* _Required work_: Your answer should be the lines of the material that include the word "this".
◇ ◇ ◇
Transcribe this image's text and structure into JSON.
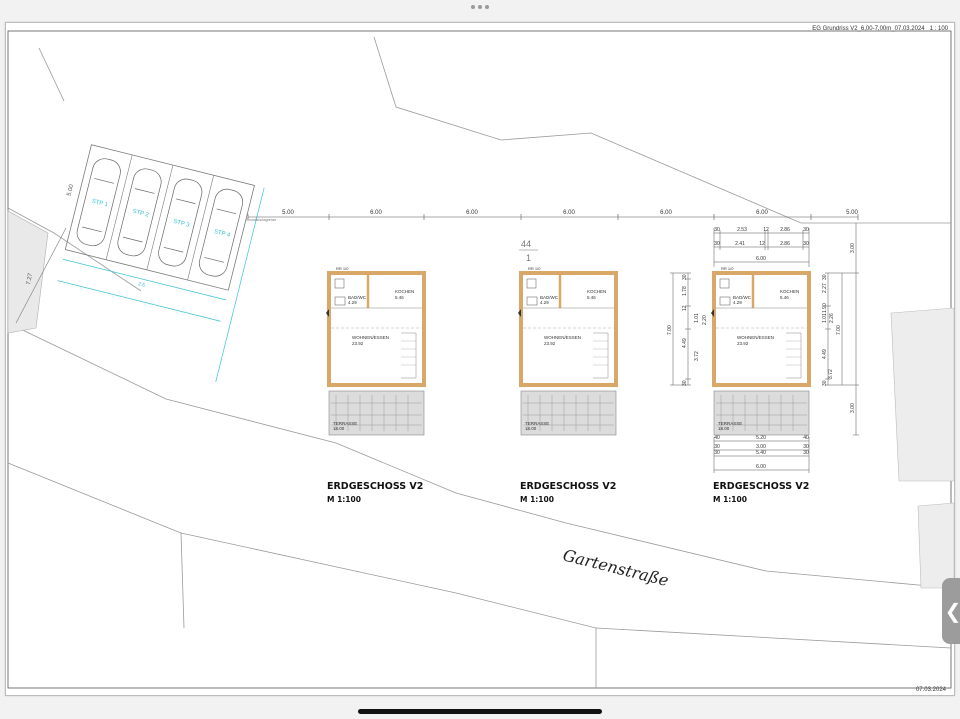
{
  "document": {
    "title_block": "EG Grundriss V2_6,00-7,00m_07.03.2024   1 : 100",
    "date": "07.03.2024",
    "street_name": "Gartenstraße"
  },
  "parking": {
    "labels": [
      "STP 1",
      "STP 2",
      "STP 3",
      "STP 4"
    ],
    "dim_depth": "5.00",
    "dim_width": "2.5",
    "dim_side": "7.27",
    "boundary_label": "Grundstücksgrenze"
  },
  "plans": [
    {
      "caption_title": "ERDGESCHOSS V2",
      "caption_scale": "M 1:100",
      "bad_label": "BAD/WC",
      "bad_area": "4.29",
      "kochen_label": "KOCHEN",
      "kochen_area": "5.46",
      "wohnen_label": "WOHNEN/ESSEN",
      "wohnen_area": "23.92",
      "terrasse_label": "TERRASSE",
      "terrasse_area": "18.00",
      "room_tag": "RR 1/0"
    },
    {
      "caption_title": "ERDGESCHOSS V2",
      "caption_scale": "M 1:100",
      "bad_label": "BAD/WC",
      "bad_area": "4.29",
      "kochen_label": "KOCHEN",
      "kochen_area": "5.46",
      "wohnen_label": "WOHNEN/ESSEN",
      "wohnen_area": "23.92",
      "terrasse_label": "TERRASSE",
      "terrasse_area": "18.00",
      "room_tag": "RR 1/0",
      "stamp_top": "44",
      "stamp_bottom": "1"
    },
    {
      "caption_title": "ERDGESCHOSS V2",
      "caption_scale": "M 1:100",
      "bad_label": "BAD/WC",
      "bad_area": "4.29",
      "kochen_label": "KOCHEN",
      "kochen_area": "5.46",
      "wohnen_label": "WOHNEN/ESSEN",
      "wohnen_area": "23.92",
      "terrasse_label": "TERRASSE",
      "terrasse_area": "18.00",
      "room_tag": "RR 1/0"
    }
  ],
  "top_dimensions": [
    "5.00",
    "6.00",
    "6.00",
    "6.00",
    "6.00",
    "6.00",
    "5.00"
  ],
  "plan3_dimensions": {
    "row1": [
      "30",
      "2.53",
      "12",
      "2.86",
      "30"
    ],
    "row2": [
      "30",
      "2.41",
      "12",
      "2.86",
      "30"
    ],
    "overall": "6.00",
    "left_col": [
      "30",
      "1.78",
      "12",
      "1.01",
      "2.20",
      "4.49",
      "3.72",
      "30"
    ],
    "left_total": "7.00",
    "right_col": [
      "2.27",
      "1.90",
      "1.01",
      "2.26",
      "4.49",
      "3.72",
      "30",
      "30"
    ],
    "right_total": "7.00",
    "right_outer": [
      "3.00",
      "3.00"
    ],
    "bottom_row1": [
      "40",
      "5.20",
      "40"
    ],
    "bottom_row2": [
      "30",
      "3.00",
      "30"
    ],
    "bottom_row3": [
      "30",
      "5.40",
      "30"
    ],
    "bottom_overall": "6.00"
  },
  "colors": {
    "wall": "#d9a868",
    "line": "#7a7a7a",
    "parking": "#39c3d8",
    "hatch": "#c9c9c9"
  },
  "ui": {
    "side_tab_icon": "chevron-left-icon",
    "drag_handle_icon": "drag-handle-icon"
  }
}
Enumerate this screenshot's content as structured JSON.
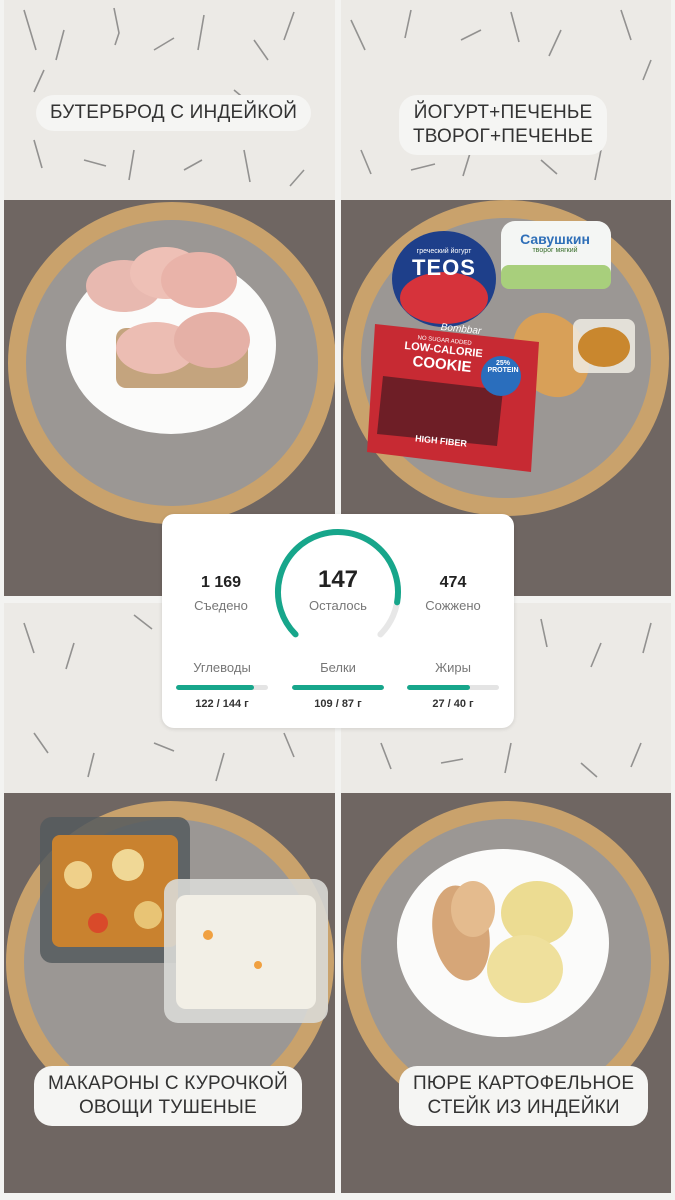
{
  "meals": [
    {
      "label_lines": [
        "БУТЕРБРОД С ИНДЕЙКОЙ"
      ]
    },
    {
      "label_lines": [
        "ЙОГУРТ+ПЕЧЕНЬЕ",
        "ТВОРОГ+ПЕЧЕНЬЕ"
      ]
    },
    {
      "label_lines": [
        "МАКАРОНЫ С КУРОЧКОЙ",
        "ОВОЩИ ТУШЕНЫЕ"
      ]
    },
    {
      "label_lines": [
        "ПЮРЕ КАРТОФЕЛЬНОЕ",
        "СТЕЙК ИЗ ИНДЕЙКИ"
      ]
    }
  ],
  "packaging": {
    "yogurt_brand": "TEOS",
    "yogurt_caption": "греческий йогурт",
    "cottage_brand": "Савушкин",
    "cottage_caption": "творог мягкий",
    "cookie_line1": "NO SUGAR ADDED",
    "cookie_line2": "LOW-CALORIE",
    "cookie_line3": "COOKIE",
    "cookie_line4": "HIGH FIBER",
    "cookie_badge": "25% PROTEIN",
    "cookie_brand": "Bombbar"
  },
  "summary": {
    "eaten_value": "1 169",
    "eaten_label": "Съедено",
    "remaining_value": "147",
    "remaining_label": "Осталось",
    "remaining_fraction": 0.87,
    "burned_value": "474",
    "burned_label": "Сожжено",
    "accent_color": "#17a68b"
  },
  "macros": [
    {
      "name": "Углеводы",
      "value": "122 / 144 г",
      "fraction": 0.85
    },
    {
      "name": "Белки",
      "value": "109 / 87 г",
      "fraction": 1.0
    },
    {
      "name": "Жиры",
      "value": "27 / 40 г",
      "fraction": 0.68
    }
  ]
}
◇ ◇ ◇
* _Reply to the task_:
Transcribe this image's text and structure into JSON.
Enumerate this screenshot's content as structured JSON.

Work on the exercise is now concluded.